Lawrence Liang of Alternate Law Forum, in Bengaluru, says, “We are still applying the traditional understanding of media to the Internet. Search engines and social media do not recognise who publishes, where and how.”
Pranesh Prakash of the Centre for Internet and Society (CIS), a non-profit in Bengaluru, agrees. He says the Internet needs regulation but it cannot be treated as a gigantic newspaper or media channel. Besides, the IT Act provides for protection of intermediaries; web browsers, social networking sites and websites cannot be held responsible for material published on their forums by a third party. But the IT rules introduced in April 2011 severely watered down this protection, Prakash adds.
Internet activists and legal experts have been criticising the IT rules since their introduction, saying they are at cross purposes with the IT Act.
“The rules were meant to lay down the process through which complaints should be made and define certain terms used in the Act,” says Apar Gupta, an IT law expert and advocate at the high court. Instead, they only fleshed out the mechanism for censorship and contain vague words that do not have reference to any existing provisions of the law. For instance, the rules use terms like “blasphemous”, “grossly harmful material” and “any material harmful to minors” to define objectionable material. But India has no law on blasphemy, nor is there any Act that defines grossly harmful material or what ought to be the punishment for uploading or downloading such material, Gupta explains.
Pavan Duggal, cyber law expert and a Supreme Court advocate, says the IT laws lack parameters for effective implementation. Since 1995, when the Internet was officially introduced in the country, till date, there have been only three convictions under the laws dealing with cyber crime and the highest fine ever levied was Rs 12 lakh. People’s trust in the efficacy of legislation is eroding, he says, adding that there is need for a stronger law dealing with all the nuances of the virtual world.

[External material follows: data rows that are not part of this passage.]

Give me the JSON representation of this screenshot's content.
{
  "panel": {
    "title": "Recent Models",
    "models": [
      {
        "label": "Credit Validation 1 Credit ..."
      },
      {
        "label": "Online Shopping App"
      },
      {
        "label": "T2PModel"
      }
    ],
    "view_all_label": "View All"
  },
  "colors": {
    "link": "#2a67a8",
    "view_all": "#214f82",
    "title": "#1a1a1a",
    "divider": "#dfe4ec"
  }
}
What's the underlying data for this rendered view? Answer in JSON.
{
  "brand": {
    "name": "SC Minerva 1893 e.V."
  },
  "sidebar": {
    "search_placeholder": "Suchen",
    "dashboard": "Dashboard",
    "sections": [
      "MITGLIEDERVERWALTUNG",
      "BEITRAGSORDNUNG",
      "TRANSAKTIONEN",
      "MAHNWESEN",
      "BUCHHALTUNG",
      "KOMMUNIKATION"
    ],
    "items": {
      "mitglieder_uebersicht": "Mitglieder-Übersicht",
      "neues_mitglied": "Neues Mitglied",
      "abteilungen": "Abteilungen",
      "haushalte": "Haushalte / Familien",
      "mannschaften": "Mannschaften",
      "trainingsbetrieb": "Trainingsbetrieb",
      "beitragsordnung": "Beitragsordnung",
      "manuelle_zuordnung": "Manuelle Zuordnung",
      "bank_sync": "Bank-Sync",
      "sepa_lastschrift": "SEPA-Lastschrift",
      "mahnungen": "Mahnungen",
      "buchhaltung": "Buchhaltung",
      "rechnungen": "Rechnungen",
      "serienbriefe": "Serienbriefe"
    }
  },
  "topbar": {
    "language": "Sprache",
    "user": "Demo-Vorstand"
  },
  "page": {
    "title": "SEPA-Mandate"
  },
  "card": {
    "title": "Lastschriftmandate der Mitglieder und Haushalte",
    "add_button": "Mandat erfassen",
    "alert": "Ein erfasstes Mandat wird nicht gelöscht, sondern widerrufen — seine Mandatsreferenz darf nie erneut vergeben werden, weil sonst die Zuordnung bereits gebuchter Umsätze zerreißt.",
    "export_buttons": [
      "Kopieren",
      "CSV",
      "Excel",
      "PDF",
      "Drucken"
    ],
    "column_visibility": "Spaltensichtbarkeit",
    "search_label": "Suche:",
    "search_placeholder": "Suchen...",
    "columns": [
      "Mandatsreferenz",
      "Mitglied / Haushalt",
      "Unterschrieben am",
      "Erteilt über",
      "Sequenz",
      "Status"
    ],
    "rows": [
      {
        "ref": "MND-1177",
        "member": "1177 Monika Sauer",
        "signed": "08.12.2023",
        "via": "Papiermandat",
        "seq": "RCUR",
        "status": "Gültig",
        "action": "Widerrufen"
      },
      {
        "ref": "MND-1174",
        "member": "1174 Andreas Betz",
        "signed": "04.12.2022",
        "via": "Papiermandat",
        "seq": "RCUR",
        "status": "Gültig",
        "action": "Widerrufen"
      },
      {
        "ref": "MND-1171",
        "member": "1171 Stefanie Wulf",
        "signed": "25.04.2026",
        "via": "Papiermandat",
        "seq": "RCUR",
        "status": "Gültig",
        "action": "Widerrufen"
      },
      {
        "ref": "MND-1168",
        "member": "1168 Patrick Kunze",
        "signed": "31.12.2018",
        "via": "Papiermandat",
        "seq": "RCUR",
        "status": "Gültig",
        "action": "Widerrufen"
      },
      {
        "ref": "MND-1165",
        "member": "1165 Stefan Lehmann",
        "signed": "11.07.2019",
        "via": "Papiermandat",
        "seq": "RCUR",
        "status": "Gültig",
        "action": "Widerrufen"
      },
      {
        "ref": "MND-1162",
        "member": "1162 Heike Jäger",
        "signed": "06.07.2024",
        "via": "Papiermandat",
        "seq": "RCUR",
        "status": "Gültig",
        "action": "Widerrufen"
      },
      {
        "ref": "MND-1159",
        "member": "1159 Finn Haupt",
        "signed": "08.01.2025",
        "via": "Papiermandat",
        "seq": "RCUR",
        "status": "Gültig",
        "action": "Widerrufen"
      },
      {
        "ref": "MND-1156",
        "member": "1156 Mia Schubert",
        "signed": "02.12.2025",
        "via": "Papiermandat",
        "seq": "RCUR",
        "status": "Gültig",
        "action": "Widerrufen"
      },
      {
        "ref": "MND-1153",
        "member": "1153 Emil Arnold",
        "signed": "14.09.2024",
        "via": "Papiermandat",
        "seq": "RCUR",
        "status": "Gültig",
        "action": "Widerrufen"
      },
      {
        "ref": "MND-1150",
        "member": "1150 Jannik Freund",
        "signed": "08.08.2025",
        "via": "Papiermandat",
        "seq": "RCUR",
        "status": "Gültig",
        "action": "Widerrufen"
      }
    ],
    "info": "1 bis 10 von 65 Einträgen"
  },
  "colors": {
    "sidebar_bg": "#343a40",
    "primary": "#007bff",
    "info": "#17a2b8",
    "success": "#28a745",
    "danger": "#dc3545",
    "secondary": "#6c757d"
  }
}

Who’s afraid of free Internet
The cases underscore the global concern over attempts by governments to curb freedom of expression and control a decentralised mechanism of information dissemination—the latest being the proposed anti-piracy laws in the US— primarily for two reasons.
One, the complaints against the web companies came close on the heels of a public remark by Union Minister of Communications and IT Kapil Sibal on censorship and pre-screening of web content. Two, Judge Suresh Kait, after adjourning the Google and Facebook appeal hearing in the high court, had remarked that the ISPs need to find censoring mechanisms to avoid objectionable content. He said the companies could be blocked as has been done in China if they failed to comply with Indian laws. Though the comments were not made on record they caused uproar in the media and among supporters of Internet freedom.
“The case deals with technical aspects of our Internet laws but the judges’ remarks and observations, in both the trial court and the high court, raise concerns of censorship and freedom of expression,” says Parasanth Sugathan, lawyer with the Software Freedom Law Centre, international lawyers’ network.
Nishant Shah of non-profit CIS says, “So far, in liberal democracies like India and the US, information was taken for granted and not perceived as central to the understanding of society.” Today, governments are taking cognisance of living in an informed society, which is leading to legal battles between those giving information and those trying to regulate it, Shah adds.